AN off-duty police officer who went to help an elderly man after he collapsed a metre from the doors of York Hospital said he was told to call for an ambulance.
Scott Moore, 37, who lives near Easingwold, said he was near the hospital entrance when a man who looked to be in his nineties fell over and appeared to be having chest problems.
But when Mr Moore and a nurse who was starting her shift called into the hospital for help, he said they were told the crash team would not go outside the building and they should call for an ambulance.
Mr Moore, a detective with West Yorkshire Police, said: “He was frothing at the mouth. He was banging at his chest saying ‘vascular, vascular’. I presumed it was to do with his heart.
“The guy on reception said ‘the crash team won’t come outside the hospital, you need to ring 999, you need to get an ambulance’.”
The nurse ran in to get a wheelchair and Mr Moore said they wheeled the man through the doors and he slipped from the chair as he had become unconscious.
Mr Moore said: “Then doctors and nurses came running through from all directions. There was eight to ten of them.”
However, he said he still had to wheel the man to A&E.
“The whole scenario was unbelievable.
You can’t imagine how his family would have felt if they had been there,” Mr Moore said.
A spokeswoman for York Hospital said they had a record of a man fainting and going home later that day in February.
She said: “Where a cardiac or respiratory arrest is suspected, action is taken to start basic resuscitation and summon help. A cardiac arrest team or a first responder is available 24 hours a day, seven days a week, via an emergency bleep system. A crash call would be placed for an incident on the hospital site including the grounds.
The Trust policy with regard to resuscitation off the main hospital site is that staff should dial 999 and ask for an ambulance stating the exact location and the condition of the patient.

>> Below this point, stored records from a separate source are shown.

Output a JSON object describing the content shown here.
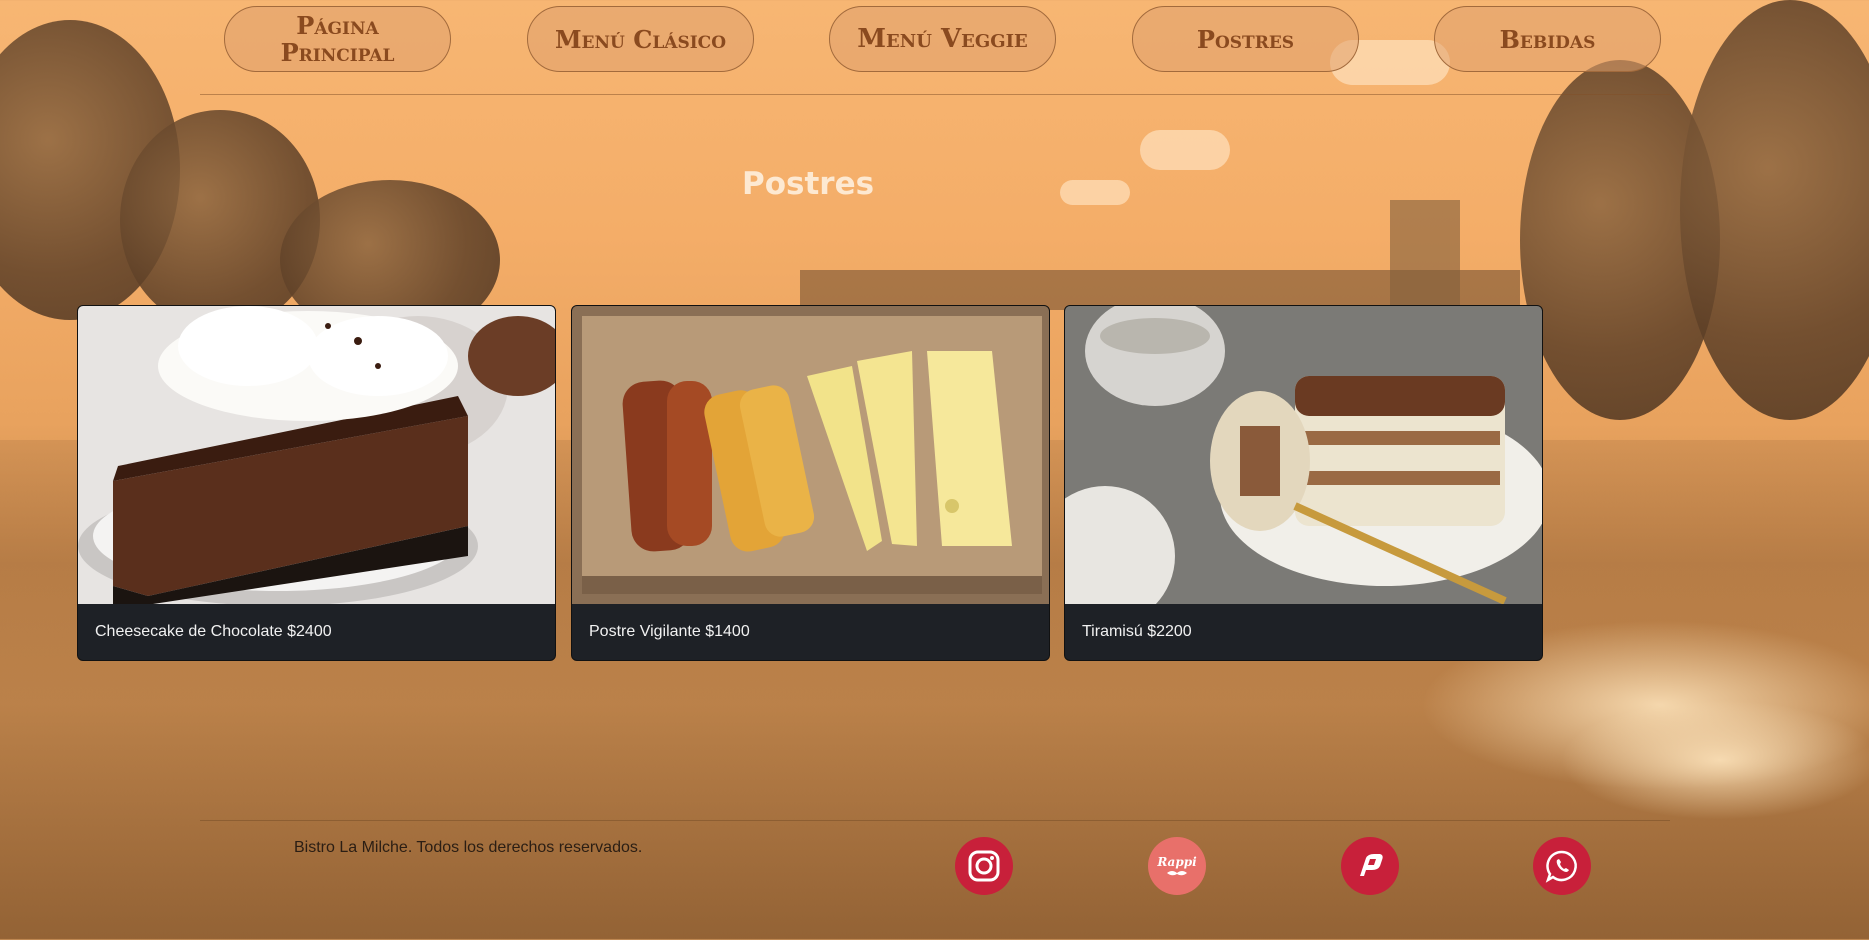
{
  "nav": {
    "items": [
      {
        "label_line1": "Página",
        "label_line2": "Principal"
      },
      {
        "label_line1": "Menú Clásico",
        "label_line2": ""
      },
      {
        "label_line1": "Menú Veggie",
        "label_line2": ""
      },
      {
        "label_line1": "Postres",
        "label_line2": ""
      },
      {
        "label_line1": "Bebidas",
        "label_line2": ""
      }
    ]
  },
  "page_title": "Postres",
  "products": [
    {
      "caption": "Cheesecake de Chocolate $2400",
      "image": "chocolate-cheesecake-photo"
    },
    {
      "caption": "Postre Vigilante $1400",
      "image": "quince-and-cheese-photo"
    },
    {
      "caption": "Tiramisú $2200",
      "image": "tiramisu-photo"
    }
  ],
  "footer": {
    "copyright": "Bistro La Milche. Todos los derechos reservados.",
    "social": [
      {
        "icon": "instagram-icon",
        "color": "#c8203a"
      },
      {
        "icon": "rappi-icon",
        "text": "Rappi",
        "color": "#e8706a"
      },
      {
        "icon": "pedidosya-icon",
        "color": "#c8203a"
      },
      {
        "icon": "whatsapp-icon",
        "color": "#c8203a"
      }
    ]
  }
}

“If there was an incident in the close proximity of the entrance to A&E, a common-sense approach would be taken by staff in the emergency department.”
Mr Moore recently spoke to The Press as he felt attention should be drawn to the matter.